Available at National Bookstore and on Amazon, Brigitte Bautista’s novel, Don’t Tell My Mother is one of the Philippines’ first female-to-female love stories to be told in young adult fiction. While it is brave and moving, the novel also manages to be funny from the get-go. Sharply written, it is more than just “gay literature.” People who identify otherwise will also find a lot to relate to in this story that follows 19-year-old Sam as she confronts universal questions about love, family, growing up, and what it means to be good. Without necessarily offering neat, ribbon-tied answers, this nuanced novel establishes itself as being an important addition to the Philippine canon—not in the least, because it represents a minority that is so often overlooked in literature and the media.
Two-time Palanca Award-winning Shakira Sison writes poetry, fiction, essays, and some of the best TinyLetter updates you can subscribe to. In her work, she covers everything from grief, to Filipino and immigrant identity, to women’s rights, and even fitness (she just completed the most recent NY Marathon). A lot of it can be found on digital publications all over the web. But her first book, co-written with Ian Rosales Casocot, is Don’t Tell Anyone, is published by Anvil. This collection of LGBTQ stories unflinchingly tackles the topic of sex from both the gay and lesbian perspectives—something surprisingly groundbreaking in the Philippines. Don’t be fooled by the book’s subtitle, “Literary Smut”—there is actually a lot of wisdom to glean from this beautifully written book, regardless of the reader’s sexual identity.

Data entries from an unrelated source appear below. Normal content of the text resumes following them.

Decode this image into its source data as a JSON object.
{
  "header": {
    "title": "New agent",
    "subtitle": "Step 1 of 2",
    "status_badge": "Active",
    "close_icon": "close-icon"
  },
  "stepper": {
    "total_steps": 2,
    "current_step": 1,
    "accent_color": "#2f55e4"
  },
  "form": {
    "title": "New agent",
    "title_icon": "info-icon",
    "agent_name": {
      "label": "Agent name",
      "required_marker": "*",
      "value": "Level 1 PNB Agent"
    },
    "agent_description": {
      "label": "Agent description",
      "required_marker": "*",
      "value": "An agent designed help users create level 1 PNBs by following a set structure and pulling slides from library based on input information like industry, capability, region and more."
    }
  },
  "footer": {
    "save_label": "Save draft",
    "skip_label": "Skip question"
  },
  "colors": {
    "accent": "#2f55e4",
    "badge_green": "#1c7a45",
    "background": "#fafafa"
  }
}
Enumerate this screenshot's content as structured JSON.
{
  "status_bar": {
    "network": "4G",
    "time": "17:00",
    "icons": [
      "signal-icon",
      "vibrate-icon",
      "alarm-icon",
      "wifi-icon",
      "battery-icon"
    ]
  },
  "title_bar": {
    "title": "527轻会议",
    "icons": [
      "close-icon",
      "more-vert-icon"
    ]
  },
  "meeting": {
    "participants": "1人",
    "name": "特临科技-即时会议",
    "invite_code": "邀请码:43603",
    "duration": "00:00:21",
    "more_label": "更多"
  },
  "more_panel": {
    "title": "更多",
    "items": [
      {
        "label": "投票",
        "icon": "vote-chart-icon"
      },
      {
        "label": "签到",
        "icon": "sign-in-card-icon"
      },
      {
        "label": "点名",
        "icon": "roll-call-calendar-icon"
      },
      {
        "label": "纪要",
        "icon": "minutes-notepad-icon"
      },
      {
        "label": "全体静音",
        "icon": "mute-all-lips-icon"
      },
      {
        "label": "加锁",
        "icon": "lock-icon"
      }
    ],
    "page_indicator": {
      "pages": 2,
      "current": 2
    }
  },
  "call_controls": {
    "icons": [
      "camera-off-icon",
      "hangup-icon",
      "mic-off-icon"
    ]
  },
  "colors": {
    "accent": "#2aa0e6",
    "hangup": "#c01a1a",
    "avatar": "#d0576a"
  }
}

The National Book Award-winning author of multiple collections including Dark Hours, Elsewhere Held and Lingered, There Is No Emergency, and more—Cruz does more than just write poetry. She is also one of the brains behind High Chair, a nonprofit small press that publishes some of the country’s most exciting poetry. Additionally, she co-runs Better Living Through Xeroxography (BLTX), a small press expo that gives self-published writers and artists an opportunity to share their work with the world. That said, Cruz’s contributions to literature in the Philippines go far beyond producing work. She also creates spaces for other artists to produce and share their work.